The final installment of Stieg Larsson’s Millenium Trilogy, The Girl Who Kicked the Hornet’s Nest, was released at the beginning of the summer to rave reviews along with a bit of sadness that this is the final book in the series due to Larsson’s death in 2004, shortly before this book was published.
The book begins immediately after the epic battle from the last pages of the previous book, The Girl Who Played with Fire, which leaves Lisbeth Salander recovering from her injuries hospitalized in critical condition. Mikael Blomkvist, a journalist who has been teaming up with Salander throughout the series, is working tirelessly on her behalf and is determined to get to the bottom of the intricate web of corruption within the Swedish government which runs deep and rampant.
Blomkvist’s detective work – exposing those who are trying to send Salander to prison for life by framing her for a variety of crimes – is fascinating and intricately detailed. The book ends in a thrilling wrap-up of all the carefully interlaced story lines throughout the books. The Milenium Trilogy books are some of the best I have read in quite awhile – I am tempted to go on at length about the book but don’t want to reveal too much to anyone who may pick up the trilogy in the future.
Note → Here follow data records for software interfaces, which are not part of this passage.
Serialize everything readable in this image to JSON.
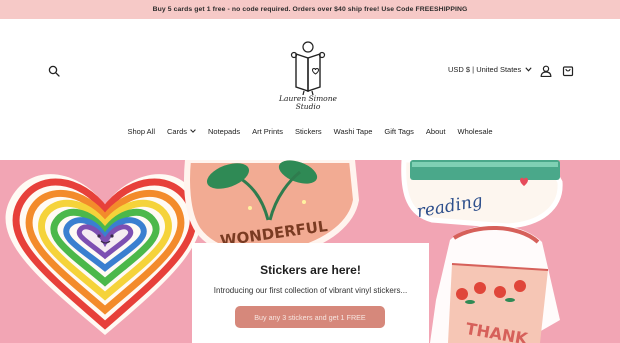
{
  "announcement": {
    "text": "Buy 5 cards get 1 free - no code required. Orders over $40 ship free! Use Code FREESHIPPING"
  },
  "header": {
    "search_icon": "search-icon",
    "logo_lines": [
      "Lauren Simone",
      "Studio"
    ],
    "currency": "USD $ | United States",
    "account_icon": "user-icon",
    "cart_icon": "bag-icon"
  },
  "nav": {
    "items": [
      "Shop All",
      "Cards",
      "Notepads",
      "Art Prints",
      "Stickers",
      "Washi Tape",
      "Gift Tags",
      "About",
      "Wholesale"
    ]
  },
  "hero": {
    "sticker_words": [
      "WONDERFUL",
      "reading",
      "THANK"
    ],
    "promo": {
      "title": "Stickers are here!",
      "description": "Introducing our first collection of vibrant vinyl stickers...",
      "button": "Buy any 3 stickers and get 1 FREE"
    }
  },
  "colors": {
    "announcement_bg": "#f6c9c7",
    "hero_bg": "#f2a5b4",
    "button_bg": "#d6887b"
  }
}
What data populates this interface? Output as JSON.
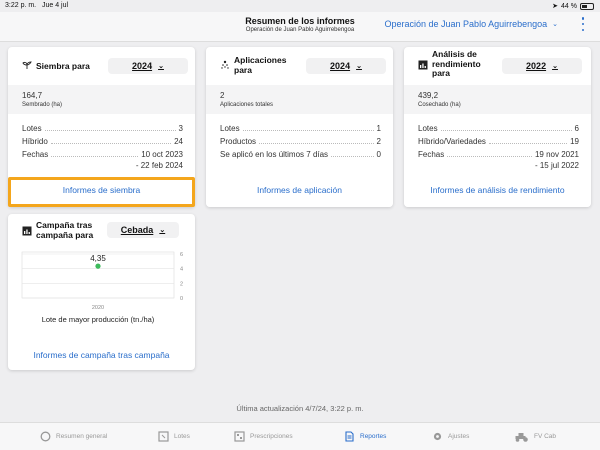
{
  "status": {
    "time": "3:22 p. m.",
    "date": "Jue 4 jul",
    "battery": "44 %"
  },
  "nav": {
    "title": "Resumen de los informes",
    "subtitle": "Operación de Juan Pablo Aguirrebengoa",
    "operation": "Operación de Juan Pablo Aguirrebengoa"
  },
  "siembra": {
    "title": "Siembra para",
    "year": "2024",
    "value": "164,7",
    "value_label": "Sembrado (ha)",
    "rows": [
      {
        "k": "Lotes",
        "v": "3"
      },
      {
        "k": "Híbrido",
        "v": "24"
      },
      {
        "k": "Fechas",
        "v": "10 oct 2023",
        "v2": "- 22 feb 2024"
      }
    ],
    "link": "Informes de siembra"
  },
  "aplicaciones": {
    "title": "Aplicaciones para",
    "year": "2024",
    "value": "2",
    "value_label": "Aplicaciones totales",
    "rows": [
      {
        "k": "Lotes",
        "v": "1"
      },
      {
        "k": "Productos",
        "v": "2"
      },
      {
        "k": "Se aplicó en los últimos 7 días",
        "v": "0"
      }
    ],
    "link": "Informes de aplicación"
  },
  "rendimiento": {
    "title": "Análisis de rendimiento para",
    "year": "2022",
    "value": "439,2",
    "value_label": "Cosechado (ha)",
    "rows": [
      {
        "k": "Lotes",
        "v": "6"
      },
      {
        "k": "Híbrido/Variedades",
        "v": "19"
      },
      {
        "k": "Fechas",
        "v": "19 nov 2021",
        "v2": "- 15 jul 2022"
      }
    ],
    "link": "Informes de análisis de rendimiento"
  },
  "campana": {
    "title": "Campaña tras campaña para",
    "crop": "Cebada",
    "link": "Informes de campaña tras campaña"
  },
  "chart_data": {
    "type": "scatter",
    "x": [
      "2020"
    ],
    "values": [
      4.35
    ],
    "point_label": "4,35",
    "xlabel": "Lote de mayor producción (tn./ha)",
    "ylim": [
      0,
      6
    ],
    "yticks": [
      "0",
      "2",
      "4",
      "6"
    ],
    "point_color": "#3dbb5c"
  },
  "footer": {
    "updated": "Última actualización 4/7/24, 3:22 p. m."
  },
  "tabs": [
    {
      "label": "Resumen general",
      "icon": "summary-icon"
    },
    {
      "label": "Lotes",
      "icon": "fields-icon"
    },
    {
      "label": "Prescripciones",
      "icon": "prescriptions-icon"
    },
    {
      "label": "Reportes",
      "icon": "reports-icon"
    },
    {
      "label": "Ajustes",
      "icon": "gear-icon"
    },
    {
      "label": "FV Cab",
      "icon": "tractor-icon"
    }
  ],
  "colors": {
    "accent": "#2a6ecb",
    "highlight": "#f4a61c"
  }
}
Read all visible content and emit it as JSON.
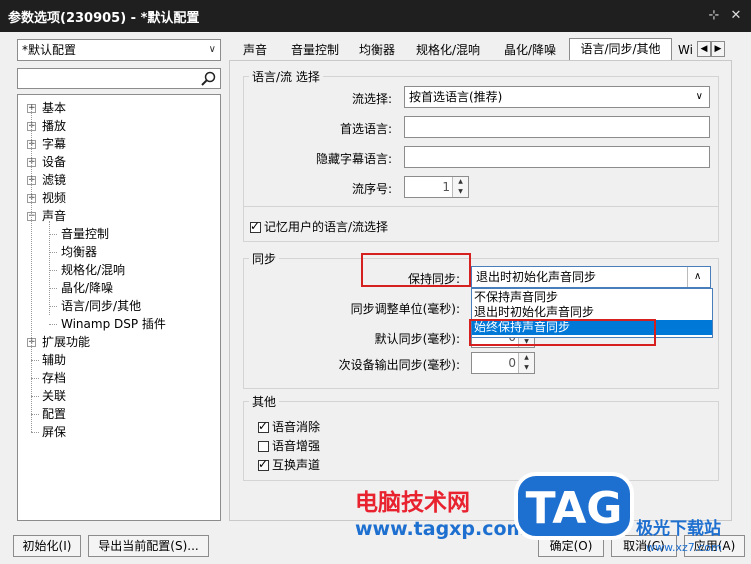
{
  "window": {
    "title": "参数选项(230905) - *默认配置",
    "pin_glyph": "⊹",
    "close_glyph": "✕"
  },
  "left": {
    "profile_combo": "*默认配置",
    "search_value": "",
    "tree": [
      {
        "label": "基本",
        "expander": "+"
      },
      {
        "label": "播放",
        "expander": "+"
      },
      {
        "label": "字幕",
        "expander": "+"
      },
      {
        "label": "设备",
        "expander": "+"
      },
      {
        "label": "滤镜",
        "expander": "+"
      },
      {
        "label": "视频",
        "expander": "+"
      },
      {
        "label": "声音",
        "expander": "−"
      },
      {
        "label": "音量控制"
      },
      {
        "label": "均衡器"
      },
      {
        "label": "规格化/混响"
      },
      {
        "label": "晶化/降噪"
      },
      {
        "label": "语言/同步/其他"
      },
      {
        "label": "Winamp DSP 插件"
      },
      {
        "label": "扩展功能",
        "expander": "+"
      },
      {
        "label": "辅助"
      },
      {
        "label": "存档"
      },
      {
        "label": "关联"
      },
      {
        "label": "配置"
      },
      {
        "label": "屏保"
      }
    ]
  },
  "tabs": [
    {
      "label": "声音"
    },
    {
      "label": "音量控制"
    },
    {
      "label": "均衡器"
    },
    {
      "label": "规格化/混响"
    },
    {
      "label": "晶化/降噪"
    },
    {
      "label": "语言/同步/其他",
      "active": true
    },
    {
      "label": "Wi"
    }
  ],
  "lang_group": {
    "title": "语言/流 选择",
    "stream_select_label": "流选择:",
    "stream_select_value": "按首选语言(推荐)",
    "preferred_lang_label": "首选语言:",
    "preferred_lang_value": "",
    "hidden_sub_label": "隐藏字幕语言:",
    "hidden_sub_value": "",
    "stream_no_label": "流序号:",
    "stream_no_value": "1",
    "remember_label": "记忆用户的语言/流选择",
    "remember_checked": true
  },
  "sync_group": {
    "title": "同步",
    "keep_sync_label": "保持同步:",
    "keep_sync_value": "退出时初始化声音同步",
    "adjust_unit_label": "同步调整单位(毫秒):",
    "default_sync_label": "默认同步(毫秒):",
    "default_sync_value": "0",
    "secondary_sync_label": "次设备输出同步(毫秒):",
    "secondary_sync_value": "0",
    "dropdown_options": [
      "不保持声音同步",
      "退出时初始化声音同步",
      "始终保持声音同步"
    ],
    "dropdown_selected_index": 2
  },
  "other_group": {
    "title": "其他",
    "options": [
      {
        "label": "语音消除",
        "checked": true
      },
      {
        "label": "语音增强",
        "checked": false
      },
      {
        "label": "互换声道",
        "checked": true
      }
    ]
  },
  "bottom": {
    "init_button": "初始化(I)",
    "export_button": "导出当前配置(S)...",
    "ok_button": "确定(O)",
    "cancel_button": "取消(C)",
    "apply_button": "应用(A)"
  },
  "watermark": {
    "site_name": "电脑技术网",
    "url": "www.tagxp.com",
    "logo_text": "TAG",
    "sub_text": "极光下载站",
    "sub_url": "www.xz7.com"
  },
  "colors": {
    "accent": "#0078d7",
    "highlight_box": "#d61f1f",
    "titlebar": "#1f1f1f"
  }
}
In addition to complex and interesting characters, Larsson gives a vivid account of modern day Sweden.